### Prompt
Scan the data for "label" and copy the lines it appears in.

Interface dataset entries
-------
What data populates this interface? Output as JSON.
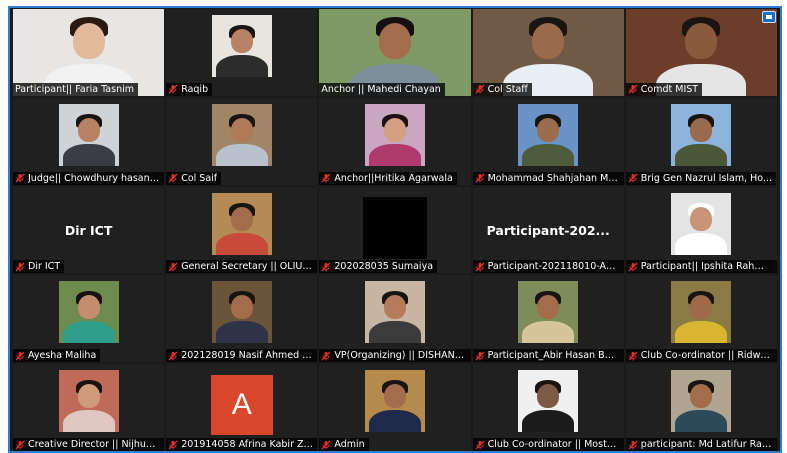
{
  "participants": [
    {
      "name": "Participant|| Faria Tasnim",
      "muted": false,
      "active": true,
      "mode": "full",
      "bg": "#e8e6e4",
      "skin": "#e2b99a",
      "hair": "#2a1a12",
      "cloth": "#f2f2f2"
    },
    {
      "name": "Raqib",
      "muted": true,
      "mode": "thumb",
      "bg": "#e7e5df",
      "skin": "#b98262",
      "hair": "#1b1411",
      "cloth": "#2c2c2c"
    },
    {
      "name": "Anchor || Mahedi Chayan",
      "muted": false,
      "mode": "full",
      "bg": "#7f9a66",
      "skin": "#a36c4b",
      "hair": "#141010",
      "cloth": "#7d8f9a"
    },
    {
      "name": "Col Staff",
      "muted": true,
      "mode": "full",
      "bg": "#6f5a46",
      "skin": "#9a6a4c",
      "hair": "#1b1411",
      "cloth": "#e9eef3"
    },
    {
      "name": "Comdt MIST",
      "muted": true,
      "mode": "full",
      "bg": "#6b3e2a",
      "skin": "#8a5a3e",
      "hair": "#1b1411",
      "cloth": "#e5e5e5"
    },
    {
      "name": "Judge|| Chowdhury hasan i...",
      "muted": true,
      "mode": "thumb",
      "bg": "#cfd3d6",
      "skin": "#b88262",
      "hair": "#1a1411",
      "cloth": "#3a3d44"
    },
    {
      "name": "Col Saif",
      "muted": true,
      "mode": "thumb",
      "bg": "#a08566",
      "skin": "#b07a58",
      "hair": "#1a1411",
      "cloth": "#b9c2cc"
    },
    {
      "name": "Anchor||Hritika Agarwala",
      "muted": true,
      "mode": "thumb",
      "bg": "#c9a7c0",
      "skin": "#d4a07f",
      "hair": "#1b1210",
      "cloth": "#b03a6e"
    },
    {
      "name": "Mohammad Shahjahan MA...",
      "muted": true,
      "mode": "thumb",
      "bg": "#6a94c9",
      "skin": "#9d6c4d",
      "hair": "#1a1411",
      "cloth": "#4d5c3b"
    },
    {
      "name": "Brig Gen Nazrul Islam, Ho...",
      "muted": true,
      "mode": "thumb",
      "bg": "#8eb3dc",
      "skin": "#9a6a4c",
      "hair": "#1a1411",
      "cloth": "#4a5838"
    },
    {
      "name": "Dir ICT",
      "muted": true,
      "mode": "text",
      "label": "Dir ICT"
    },
    {
      "name": "General Secretary || OLIULL...",
      "muted": true,
      "mode": "thumb",
      "bg": "#b58b55",
      "skin": "#a36c4b",
      "hair": "#1a1411",
      "cloth": "#c74a3b"
    },
    {
      "name": "202028035 Sumaiya",
      "muted": true,
      "mode": "black"
    },
    {
      "name": "Participant-202118010-Anik...",
      "muted": true,
      "mode": "text",
      "label": "Participant-202..."
    },
    {
      "name": "Participant|| Ipshita Rahma...",
      "muted": true,
      "mode": "thumb",
      "bg": "#e4e4e4",
      "skin": "#c99478",
      "hair": "#ffffff",
      "cloth": "#ffffff"
    },
    {
      "name": "Ayesha Maliha",
      "muted": true,
      "mode": "thumb",
      "bg": "#6e8c4e",
      "skin": "#c48d6c",
      "hair": "#1b1210",
      "cloth": "#2e9e8a"
    },
    {
      "name": "202128019 Nasif Ahmed C...",
      "muted": true,
      "mode": "thumb",
      "bg": "#6a5538",
      "skin": "#a36c4b",
      "hair": "#1a1411",
      "cloth": "#2f3347"
    },
    {
      "name": "VP(Organizing) || DISHAN ...",
      "muted": true,
      "mode": "thumb",
      "bg": "#c7b6a3",
      "skin": "#b47c5a",
      "hair": "#1a1411",
      "cloth": "#3b3b3b"
    },
    {
      "name": "Participant_Abir Hasan Bhui...",
      "muted": true,
      "mode": "thumb",
      "bg": "#7d8c58",
      "skin": "#a36c4b",
      "hair": "#1a1411",
      "cloth": "#d6c49a"
    },
    {
      "name": "Club Co-ordinator || Ridwa...",
      "muted": true,
      "mode": "thumb",
      "bg": "#8a7a44",
      "skin": "#9e6a48",
      "hair": "#1a1411",
      "cloth": "#d8b632"
    },
    {
      "name": "Creative Director || Nijhum ...",
      "muted": true,
      "mode": "thumb",
      "bg": "#c06a5a",
      "skin": "#d09b7a",
      "hair": "#1b1210",
      "cloth": "#e0c7c1"
    },
    {
      "name": "201914058 Afrina Kabir Zinia",
      "muted": true,
      "mode": "avatar",
      "letter": "A"
    },
    {
      "name": "Admin",
      "muted": true,
      "mode": "thumb",
      "bg": "#b58a4a",
      "skin": "#a36c4b",
      "hair": "#1a1411",
      "cloth": "#1f2a4a"
    },
    {
      "name": "Club Co-ordinator || Mosto...",
      "muted": true,
      "mode": "thumb",
      "bg": "#f0f0f0",
      "skin": "#7e5a44",
      "hair": "#1a1411",
      "cloth": "#1b1b1b"
    },
    {
      "name": "participant: Md Latifur Rah...",
      "muted": true,
      "mode": "thumb",
      "bg": "#b0a58e",
      "skin": "#a36c4b",
      "hair": "#1a1411",
      "cloth": "#2b4a5a"
    }
  ],
  "icons": {
    "corner": "screen-share-icon",
    "mute": "mic-muted-icon"
  },
  "colors": {
    "mute_red": "#e0302b",
    "active_border": "#f0d000",
    "frame_border": "#2a7fd4"
  }
}
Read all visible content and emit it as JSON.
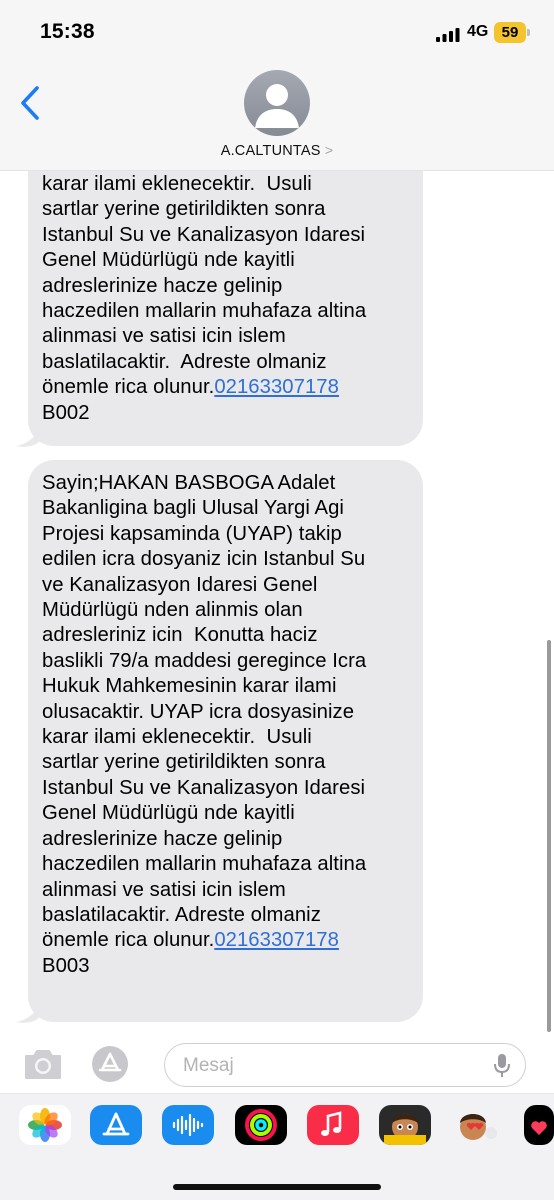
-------
### Written answer
      "label": "Dir ICT"
      "label": "Participant-202..."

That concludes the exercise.